There are four key US Supreme Court cases that govern students' speech in a school environment, according to Scott Johnson, law professor at Concord Law School. In a recent commentary, Johnson reflects on the current law, students’ privacy rights, and on the court's potential to expand the scope of the law when it hears the case of a high-schooler who was penalized for profanity-laced Snapchat posts about the school. As the law currently stands, speech that may be protected for adults outside of the school environment – like offensive or vulgar language – can be restricted for students inside of the school environment. This commentary is a must read for all parents ,because on some occasion your children may speak their mind online, and what is protected and what is not runs a very fine line.

Study Shows Concerns About Teen Suicide and Social Media Use by Girls

Researchers tracked 500 teens over 10 years and found that an increase in the amount of time spent on social media sites such as TikTok and Instagram was linked to an increase in long-term suicide risk among teenage girls, but not boys. The findings were published in the Journal of Youth and Adolescence. Most of the risk pertained to girls who as young adolescents were already spending a lot of time using social media, TV and/or video games. As their screen time increased over the years, so did their risk for suicide by the time they hit their early- to mid-20s, the findings showed.


"Parents and teens should be open about their amount and type of media they're using, so that they can look out for warning signs, talk about worsening mood or suicidality, and reach out for help," researchers suggest. In the article researchers also stressed common-sense limits around electronic media use. For example, limiting use to less than two hours per day, and not using electronic media after a certain time at night since it can worsen sleep. They also urged parents to have open discussions about online bullying and online safety.

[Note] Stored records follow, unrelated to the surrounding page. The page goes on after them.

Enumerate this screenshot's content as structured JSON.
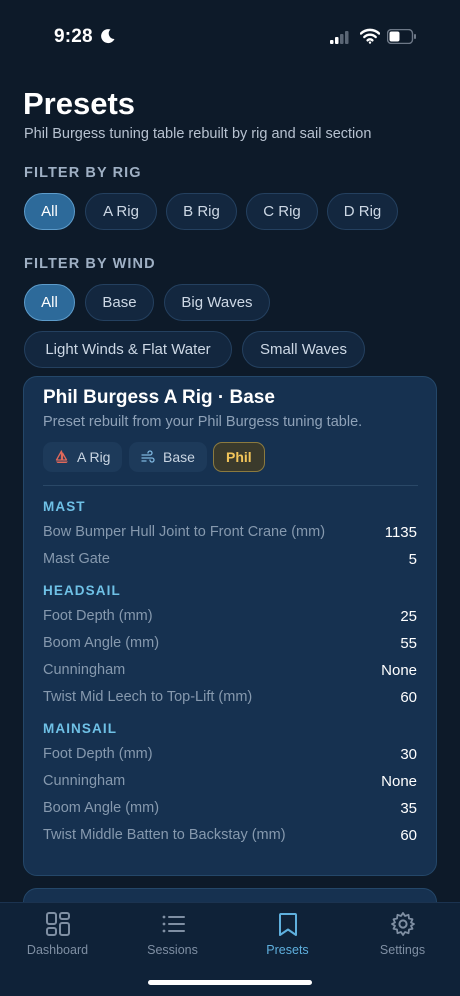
{
  "status": {
    "time": "9:28"
  },
  "header": {
    "title": "Presets",
    "subtitle": "Phil Burgess tuning table rebuilt by rig and sail section"
  },
  "filters": {
    "rig_label": "FILTER BY RIG",
    "rig_options": [
      "All",
      "A Rig",
      "B Rig",
      "C Rig",
      "D Rig"
    ],
    "rig_selected": "All",
    "wind_label": "FILTER BY WIND",
    "wind_options": [
      "All",
      "Base",
      "Big Waves",
      "Light Winds & Flat Water",
      "Small Waves"
    ],
    "wind_selected": "All"
  },
  "card": {
    "title": "Phil Burgess A Rig · Base",
    "subtitle": "Preset rebuilt from your Phil Burgess tuning table.",
    "tags": [
      {
        "label": "A Rig",
        "icon": "sailboat-icon"
      },
      {
        "label": "Base",
        "icon": "wind-icon"
      },
      {
        "label": "Phil",
        "icon": ""
      }
    ],
    "sections": [
      {
        "heading": "MAST",
        "rows": [
          {
            "label": "Bow Bumper Hull Joint to Front Crane (mm)",
            "value": "1135"
          },
          {
            "label": "Mast Gate",
            "value": "5"
          }
        ]
      },
      {
        "heading": "HEADSAIL",
        "rows": [
          {
            "label": "Foot Depth (mm)",
            "value": "25"
          },
          {
            "label": "Boom Angle (mm)",
            "value": "55"
          },
          {
            "label": "Cunningham",
            "value": "None"
          },
          {
            "label": "Twist Mid Leech to Top-Lift (mm)",
            "value": "60"
          }
        ]
      },
      {
        "heading": "MAINSAIL",
        "rows": [
          {
            "label": "Foot Depth (mm)",
            "value": "30"
          },
          {
            "label": "Cunningham",
            "value": "None"
          },
          {
            "label": "Boom Angle (mm)",
            "value": "35"
          },
          {
            "label": "Twist Middle Batten to Backstay (mm)",
            "value": "60"
          }
        ]
      }
    ]
  },
  "tabs": [
    {
      "label": "Dashboard",
      "icon": "dashboard-icon"
    },
    {
      "label": "Sessions",
      "icon": "list-icon"
    },
    {
      "label": "Presets",
      "icon": "bookmark-icon",
      "active": true
    },
    {
      "label": "Settings",
      "icon": "gear-icon"
    }
  ],
  "colors": {
    "background": "#0d1a29",
    "card": "#163150",
    "accent": "#5fb0de",
    "chip_active": "#2d6a9a",
    "tag_phil": "#f2c55a",
    "section_heading": "#6fc1e6"
  }
}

Looking at Schools’ Remote Camera Policies

Many school districts across the country don't have formal on-or-off camera policies for remote students due to issues such as bullying concerns, mental health issues and background distractions (like one Mom who flashed her child’s class by accident). Some teachers ask students to display a photo of themselves, and others say they only ask students to show their work, so the focus remains on academics. It can be hard on teachers, though, looking at a sea of black boxes.